▸ **Task details**
An exact reproduction of all the entries below is required.

Stored items from a collection:
----

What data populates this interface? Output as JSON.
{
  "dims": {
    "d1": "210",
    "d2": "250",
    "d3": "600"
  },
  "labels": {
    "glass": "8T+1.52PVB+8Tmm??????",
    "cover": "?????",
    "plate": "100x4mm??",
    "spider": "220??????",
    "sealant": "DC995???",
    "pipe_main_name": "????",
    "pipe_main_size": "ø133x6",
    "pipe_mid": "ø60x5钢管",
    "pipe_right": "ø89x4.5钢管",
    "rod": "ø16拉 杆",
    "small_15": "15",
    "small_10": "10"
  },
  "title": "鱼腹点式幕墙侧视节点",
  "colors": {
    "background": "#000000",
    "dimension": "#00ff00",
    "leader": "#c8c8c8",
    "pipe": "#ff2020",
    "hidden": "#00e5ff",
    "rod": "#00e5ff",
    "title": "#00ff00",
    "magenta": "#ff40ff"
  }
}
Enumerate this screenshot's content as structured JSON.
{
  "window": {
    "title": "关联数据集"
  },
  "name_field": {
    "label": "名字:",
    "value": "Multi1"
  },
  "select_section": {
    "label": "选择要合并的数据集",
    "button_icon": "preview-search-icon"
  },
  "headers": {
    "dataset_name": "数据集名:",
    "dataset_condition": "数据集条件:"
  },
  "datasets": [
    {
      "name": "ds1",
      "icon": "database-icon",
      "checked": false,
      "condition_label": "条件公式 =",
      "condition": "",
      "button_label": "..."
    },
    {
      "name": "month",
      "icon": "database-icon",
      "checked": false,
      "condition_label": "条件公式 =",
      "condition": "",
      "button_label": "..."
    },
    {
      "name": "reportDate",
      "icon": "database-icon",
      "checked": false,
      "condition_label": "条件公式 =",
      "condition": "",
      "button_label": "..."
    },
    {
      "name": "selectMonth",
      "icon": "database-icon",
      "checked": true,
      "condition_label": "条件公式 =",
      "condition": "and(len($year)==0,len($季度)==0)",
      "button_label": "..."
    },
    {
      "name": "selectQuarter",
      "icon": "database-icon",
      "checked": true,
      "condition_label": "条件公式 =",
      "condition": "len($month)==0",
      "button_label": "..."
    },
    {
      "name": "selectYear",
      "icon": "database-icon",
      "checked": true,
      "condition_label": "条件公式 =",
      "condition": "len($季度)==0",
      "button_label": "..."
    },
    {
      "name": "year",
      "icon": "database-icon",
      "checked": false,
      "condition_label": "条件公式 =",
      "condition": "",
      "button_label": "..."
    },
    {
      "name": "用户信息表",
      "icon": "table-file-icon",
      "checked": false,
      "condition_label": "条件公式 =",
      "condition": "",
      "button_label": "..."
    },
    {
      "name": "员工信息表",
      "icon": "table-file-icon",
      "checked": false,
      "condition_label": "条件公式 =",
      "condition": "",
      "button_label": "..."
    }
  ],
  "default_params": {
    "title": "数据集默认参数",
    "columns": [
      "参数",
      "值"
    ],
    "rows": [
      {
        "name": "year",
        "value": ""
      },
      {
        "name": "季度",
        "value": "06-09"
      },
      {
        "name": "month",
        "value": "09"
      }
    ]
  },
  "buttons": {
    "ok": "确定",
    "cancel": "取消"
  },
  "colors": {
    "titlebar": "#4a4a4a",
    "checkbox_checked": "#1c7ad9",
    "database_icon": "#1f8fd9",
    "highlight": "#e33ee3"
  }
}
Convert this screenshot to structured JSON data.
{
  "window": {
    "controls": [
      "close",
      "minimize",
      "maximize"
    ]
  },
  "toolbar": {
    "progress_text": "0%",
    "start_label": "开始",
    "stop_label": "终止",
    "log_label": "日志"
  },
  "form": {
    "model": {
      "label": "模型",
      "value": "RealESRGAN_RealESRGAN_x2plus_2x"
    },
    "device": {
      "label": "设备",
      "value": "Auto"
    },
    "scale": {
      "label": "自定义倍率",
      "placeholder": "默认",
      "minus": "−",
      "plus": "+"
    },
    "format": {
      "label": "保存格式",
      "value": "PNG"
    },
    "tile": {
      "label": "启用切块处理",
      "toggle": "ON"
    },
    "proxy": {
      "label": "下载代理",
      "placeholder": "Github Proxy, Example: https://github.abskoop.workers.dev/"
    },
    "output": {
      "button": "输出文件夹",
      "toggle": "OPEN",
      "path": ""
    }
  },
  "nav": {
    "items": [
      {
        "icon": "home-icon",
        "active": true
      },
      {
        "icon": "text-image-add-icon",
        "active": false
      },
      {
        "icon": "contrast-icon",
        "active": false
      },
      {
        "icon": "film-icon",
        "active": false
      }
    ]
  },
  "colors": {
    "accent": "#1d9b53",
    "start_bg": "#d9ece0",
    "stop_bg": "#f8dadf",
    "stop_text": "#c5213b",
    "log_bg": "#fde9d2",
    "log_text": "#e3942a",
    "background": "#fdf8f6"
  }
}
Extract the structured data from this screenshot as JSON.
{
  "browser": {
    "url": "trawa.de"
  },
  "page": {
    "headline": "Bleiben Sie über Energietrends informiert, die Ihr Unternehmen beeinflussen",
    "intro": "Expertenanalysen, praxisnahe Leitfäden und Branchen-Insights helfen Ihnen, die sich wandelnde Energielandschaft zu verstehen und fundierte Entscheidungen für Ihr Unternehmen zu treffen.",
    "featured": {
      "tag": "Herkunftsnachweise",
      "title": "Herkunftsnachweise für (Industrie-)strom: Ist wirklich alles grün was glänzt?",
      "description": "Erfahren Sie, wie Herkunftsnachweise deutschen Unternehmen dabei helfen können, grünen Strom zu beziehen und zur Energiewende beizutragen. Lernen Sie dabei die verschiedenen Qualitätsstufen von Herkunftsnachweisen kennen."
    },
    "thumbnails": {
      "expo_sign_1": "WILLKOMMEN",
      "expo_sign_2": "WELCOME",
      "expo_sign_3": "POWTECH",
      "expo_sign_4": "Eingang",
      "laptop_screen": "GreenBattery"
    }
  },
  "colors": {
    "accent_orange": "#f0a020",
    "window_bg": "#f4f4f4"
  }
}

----

▸ **Result of this task**
What data populates this interface? Output as JSON.
{
  "dims": {
    "d1": "210",
    "d2": "250",
    "d3": "600"
  },
  "labels": {
    "glass": "8T+1.52PVB+8Tmm??????",
    "cover": "?????",
    "plate": "100x4mm??",
    "spider": "220??????",
    "sealant": "DC995???",
    "pipe_main_name": "????",
    "pipe_main_size": "ø133x6",
    "pipe_mid": "ø60x5钢管",
    "pipe_right": "ø89x4.5钢管",
    "rod": "ø16拉 杆",
    "small_15": "15",
    "small_10": "10"
  },
  "title": "鱼腹点式幕墙侧视节点",
  "colors": {
    "background": "#000000",
    "dimension": "#00ff00",
    "leader": "#c8c8c8",
    "pipe": "#ff2020",
    "hidden": "#00e5ff",
    "rod": "#00e5ff",
    "title": "#00ff00",
    "magenta": "#ff40ff"
  }
}
Enumerate this screenshot's content as structured JSON.
{
  "window": {
    "title": "关联数据集"
  },
  "name_field": {
    "label": "名字:",
    "value": "Multi1"
  },
  "select_section": {
    "label": "选择要合并的数据集",
    "button_icon": "preview-search-icon"
  },
  "headers": {
    "dataset_name": "数据集名:",
    "dataset_condition": "数据集条件:"
  },
  "datasets": [
    {
      "name": "ds1",
      "icon": "database-icon",
      "checked": false,
      "condition_label": "条件公式 =",
      "condition": "",
      "button_label": "..."
    },
    {
      "name": "month",
      "icon": "database-icon",
      "checked": false,
      "condition_label": "条件公式 =",
      "condition": "",
      "button_label": "..."
    },
    {
      "name": "reportDate",
      "icon": "database-icon",
      "checked": false,
      "condition_label": "条件公式 =",
      "condition": "",
      "button_label": "..."
    },
    {
      "name": "selectMonth",
      "icon": "database-icon",
      "checked": true,
      "condition_label": "条件公式 =",
      "condition": "and(len($year)==0,len($季度)==0)",
      "button_label": "..."
    },
    {
      "name": "selectQuarter",
      "icon": "database-icon",
      "checked": true,
      "condition_label": "条件公式 =",
      "condition": "len($month)==0",
      "button_label": "..."
    },
    {
      "name": "selectYear",
      "icon": "database-icon",
      "checked": true,
      "condition_label": "条件公式 =",
      "condition": "len($季度)==0",
      "button_label": "..."
    },
    {
      "name": "year",
      "icon": "database-icon",
      "checked": false,
      "condition_label": "条件公式 =",
      "condition": "",
      "button_label": "..."
    },
    {
      "name": "用户信息表",
      "icon": "table-file-icon",
      "checked": false,
      "condition_label": "条件公式 =",
      "condition": "",
      "button_label": "..."
    },
    {
      "name": "员工信息表",
      "icon": "table-file-icon",
      "checked": false,
      "condition_label": "条件公式 =",
      "condition": "",
      "button_label": "..."
    }
  ],
  "default_params": {
    "title": "数据集默认参数",
    "columns": [
      "参数",
      "值"
    ],
    "rows": [
      {
        "name": "year",
        "value": ""
      },
      {
        "name": "季度",
        "value": "06-09"
      },
      {
        "name": "month",
        "value": "09"
      }
    ]
  },
  "buttons": {
    "ok": "确定",
    "cancel": "取消"
  },
  "colors": {
    "titlebar": "#4a4a4a",
    "checkbox_checked": "#1c7ad9",
    "database_icon": "#1f8fd9",
    "highlight": "#e33ee3"
  }
}
Convert this screenshot to structured JSON data.
{
  "window": {
    "controls": [
      "close",
      "minimize",
      "maximize"
    ]
  },
  "toolbar": {
    "progress_text": "0%",
    "start_label": "开始",
    "stop_label": "终止",
    "log_label": "日志"
  },
  "form": {
    "model": {
      "label": "模型",
      "value": "RealESRGAN_RealESRGAN_x2plus_2x"
    },
    "device": {
      "label": "设备",
      "value": "Auto"
    },
    "scale": {
      "label": "自定义倍率",
      "placeholder": "默认",
      "minus": "−",
      "plus": "+"
    },
    "format": {
      "label": "保存格式",
      "value": "PNG"
    },
    "tile": {
      "label": "启用切块处理",
      "toggle": "ON"
    },
    "proxy": {
      "label": "下载代理",
      "placeholder": "Github Proxy, Example: https://github.abskoop.workers.dev/"
    },
    "output": {
      "button": "输出文件夹",
      "toggle": "OPEN",
      "path": ""
    }
  },
  "nav": {
    "items": [
      {
        "icon": "home-icon",
        "active": true
      },
      {
        "icon": "text-image-add-icon",
        "active": false
      },
      {
        "icon": "contrast-icon",
        "active": false
      },
      {
        "icon": "film-icon",
        "active": false
      }
    ]
  },
  "colors": {
    "accent": "#1d9b53",
    "start_bg": "#d9ece0",
    "stop_bg": "#f8dadf",
    "stop_text": "#c5213b",
    "log_bg": "#fde9d2",
    "log_text": "#e3942a",
    "background": "#fdf8f6"
  }
}
Extract the structured data from this screenshot as JSON.
{
  "browser": {
    "url": "trawa.de"
  },
  "page": {
    "headline": "Bleiben Sie über Energietrends informiert, die Ihr Unternehmen beeinflussen",
    "intro": "Expertenanalysen, praxisnahe Leitfäden und Branchen-Insights helfen Ihnen, die sich wandelnde Energielandschaft zu verstehen und fundierte Entscheidungen für Ihr Unternehmen zu treffen.",
    "featured": {
      "tag": "Herkunftsnachweise",
      "title": "Herkunftsnachweise für (Industrie-)strom: Ist wirklich alles grün was glänzt?",
      "description": "Erfahren Sie, wie Herkunftsnachweise deutschen Unternehmen dabei helfen können, grünen Strom zu beziehen und zur Energiewende beizutragen. Lernen Sie dabei die verschiedenen Qualitätsstufen von Herkunftsnachweisen kennen."
    },
    "thumbnails": {
      "expo_sign_1": "WILLKOMMEN",
      "expo_sign_2": "WELCOME",
      "expo_sign_3": "POWTECH",
      "expo_sign_4": "Eingang",
      "laptop_screen": "GreenBattery"
    }
  },
  "colors": {
    "accent_orange": "#f0a020",
    "window_bg": "#f4f4f4"
  }
}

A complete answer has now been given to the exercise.